The records below need to be repeated exactly, though not their pictures.
═════ Records provided ═════
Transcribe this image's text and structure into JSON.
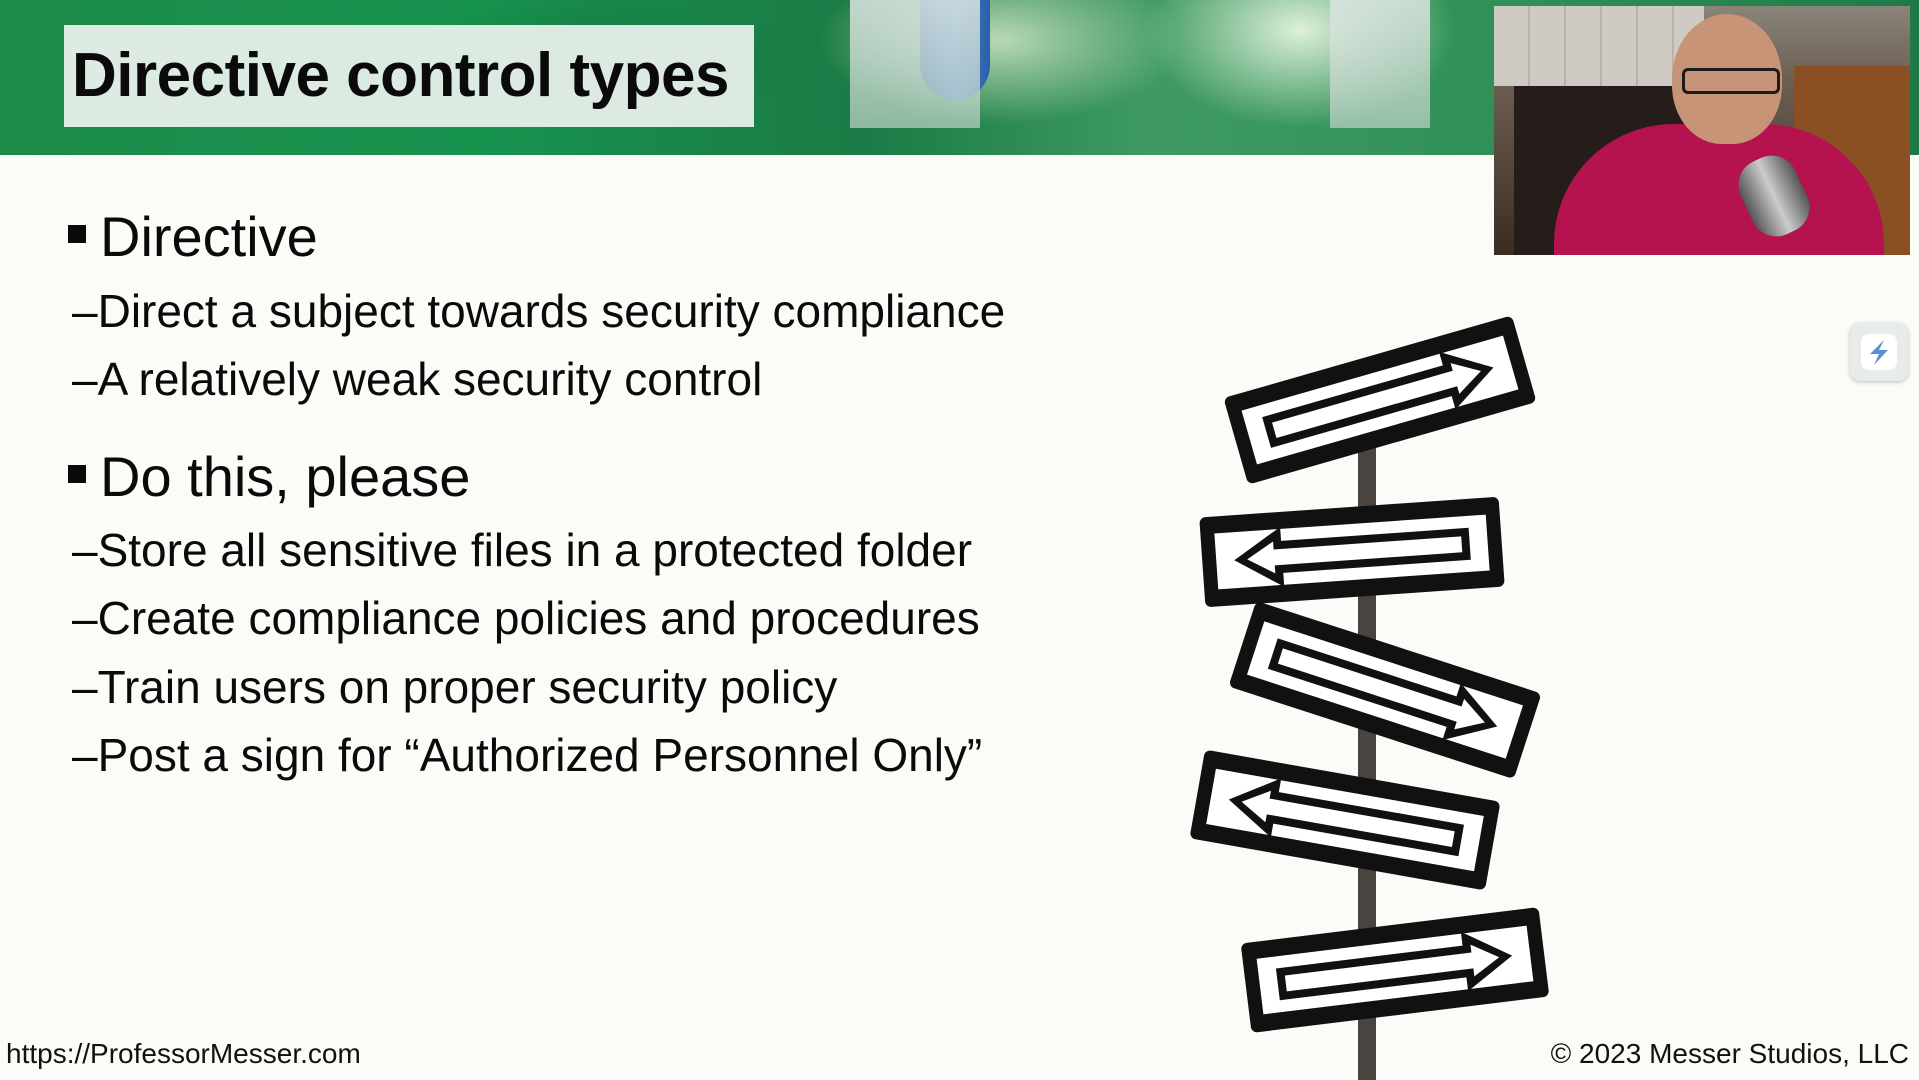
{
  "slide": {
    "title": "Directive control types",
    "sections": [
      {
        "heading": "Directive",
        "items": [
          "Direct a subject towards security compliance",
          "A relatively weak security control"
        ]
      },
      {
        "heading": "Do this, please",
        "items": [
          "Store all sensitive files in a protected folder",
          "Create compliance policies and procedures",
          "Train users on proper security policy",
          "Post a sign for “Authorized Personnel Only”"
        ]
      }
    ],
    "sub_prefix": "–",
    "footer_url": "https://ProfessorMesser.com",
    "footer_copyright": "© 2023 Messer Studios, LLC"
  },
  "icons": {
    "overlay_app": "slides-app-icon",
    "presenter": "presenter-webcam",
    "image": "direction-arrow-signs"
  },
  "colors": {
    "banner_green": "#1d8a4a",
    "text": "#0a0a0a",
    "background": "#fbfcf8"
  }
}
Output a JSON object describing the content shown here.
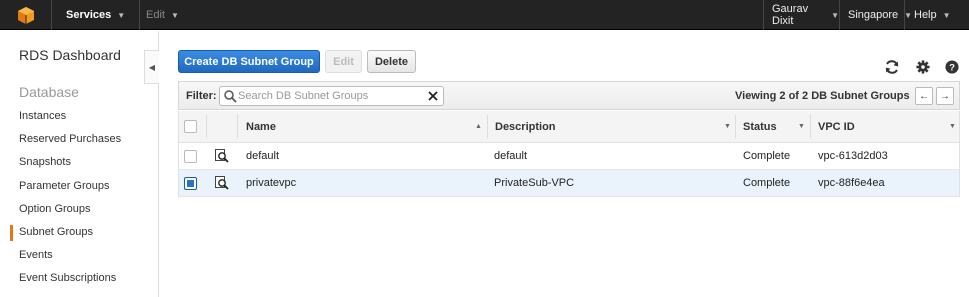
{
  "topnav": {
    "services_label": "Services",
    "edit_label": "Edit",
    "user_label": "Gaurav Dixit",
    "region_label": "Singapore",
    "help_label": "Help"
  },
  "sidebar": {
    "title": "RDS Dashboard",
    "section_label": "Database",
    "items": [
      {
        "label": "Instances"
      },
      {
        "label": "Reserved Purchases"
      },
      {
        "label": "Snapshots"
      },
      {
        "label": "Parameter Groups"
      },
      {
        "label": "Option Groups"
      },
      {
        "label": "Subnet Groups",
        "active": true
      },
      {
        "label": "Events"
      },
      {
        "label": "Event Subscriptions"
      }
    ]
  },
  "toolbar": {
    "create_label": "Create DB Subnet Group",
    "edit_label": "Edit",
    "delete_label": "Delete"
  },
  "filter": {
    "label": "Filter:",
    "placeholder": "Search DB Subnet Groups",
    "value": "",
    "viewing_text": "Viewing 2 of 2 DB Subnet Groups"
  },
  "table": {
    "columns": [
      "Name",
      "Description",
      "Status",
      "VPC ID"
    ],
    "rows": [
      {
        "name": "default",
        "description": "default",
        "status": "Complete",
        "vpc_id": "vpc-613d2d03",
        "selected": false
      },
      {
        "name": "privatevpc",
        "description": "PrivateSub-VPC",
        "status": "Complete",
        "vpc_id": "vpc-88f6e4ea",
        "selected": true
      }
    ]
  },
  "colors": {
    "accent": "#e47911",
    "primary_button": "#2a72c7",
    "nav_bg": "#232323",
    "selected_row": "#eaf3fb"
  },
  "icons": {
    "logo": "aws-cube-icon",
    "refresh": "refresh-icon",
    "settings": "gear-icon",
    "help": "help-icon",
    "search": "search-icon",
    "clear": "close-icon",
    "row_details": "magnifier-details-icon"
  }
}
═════
▶ Solution:
Transcribe this image's text and structure into JSON.
{
  "slide": {
    "title": "Directive control types",
    "sections": [
      {
        "heading": "Directive",
        "items": [
          "Direct a subject towards security compliance",
          "A relatively weak security control"
        ]
      },
      {
        "heading": "Do this, please",
        "items": [
          "Store all sensitive files in a protected folder",
          "Create compliance policies and procedures",
          "Train users on proper security policy",
          "Post a sign for “Authorized Personnel Only”"
        ]
      }
    ],
    "sub_prefix": "–",
    "footer_url": "https://ProfessorMesser.com",
    "footer_copyright": "© 2023 Messer Studios, LLC"
  },
  "icons": {
    "overlay_app": "slides-app-icon",
    "presenter": "presenter-webcam",
    "image": "direction-arrow-signs"
  },
  "colors": {
    "banner_green": "#1d8a4a",
    "text": "#0a0a0a",
    "background": "#fbfcf8"
  }
}
Output a JSON object describing the content shown here.
{
  "topnav": {
    "services_label": "Services",
    "edit_label": "Edit",
    "user_label": "Gaurav Dixit",
    "region_label": "Singapore",
    "help_label": "Help"
  },
  "sidebar": {
    "title": "RDS Dashboard",
    "section_label": "Database",
    "items": [
      {
        "label": "Instances"
      },
      {
        "label": "Reserved Purchases"
      },
      {
        "label": "Snapshots"
      },
      {
        "label": "Parameter Groups"
      },
      {
        "label": "Option Groups"
      },
      {
        "label": "Subnet Groups",
        "active": true
      },
      {
        "label": "Events"
      },
      {
        "label": "Event Subscriptions"
      }
    ]
  },
  "toolbar": {
    "create_label": "Create DB Subnet Group",
    "edit_label": "Edit",
    "delete_label": "Delete"
  },
  "filter": {
    "label": "Filter:",
    "placeholder": "Search DB Subnet Groups",
    "value": "",
    "viewing_text": "Viewing 2 of 2 DB Subnet Groups"
  },
  "table": {
    "columns": [
      "Name",
      "Description",
      "Status",
      "VPC ID"
    ],
    "rows": [
      {
        "name": "default",
        "description": "default",
        "status": "Complete",
        "vpc_id": "vpc-613d2d03",
        "selected": false
      },
      {
        "name": "privatevpc",
        "description": "PrivateSub-VPC",
        "status": "Complete",
        "vpc_id": "vpc-88f6e4ea",
        "selected": true
      }
    ]
  },
  "colors": {
    "accent": "#e47911",
    "primary_button": "#2a72c7",
    "nav_bg": "#232323",
    "selected_row": "#eaf3fb"
  },
  "icons": {
    "logo": "aws-cube-icon",
    "refresh": "refresh-icon",
    "settings": "gear-icon",
    "help": "help-icon",
    "search": "search-icon",
    "clear": "close-icon",
    "row_details": "magnifier-details-icon"
  }
}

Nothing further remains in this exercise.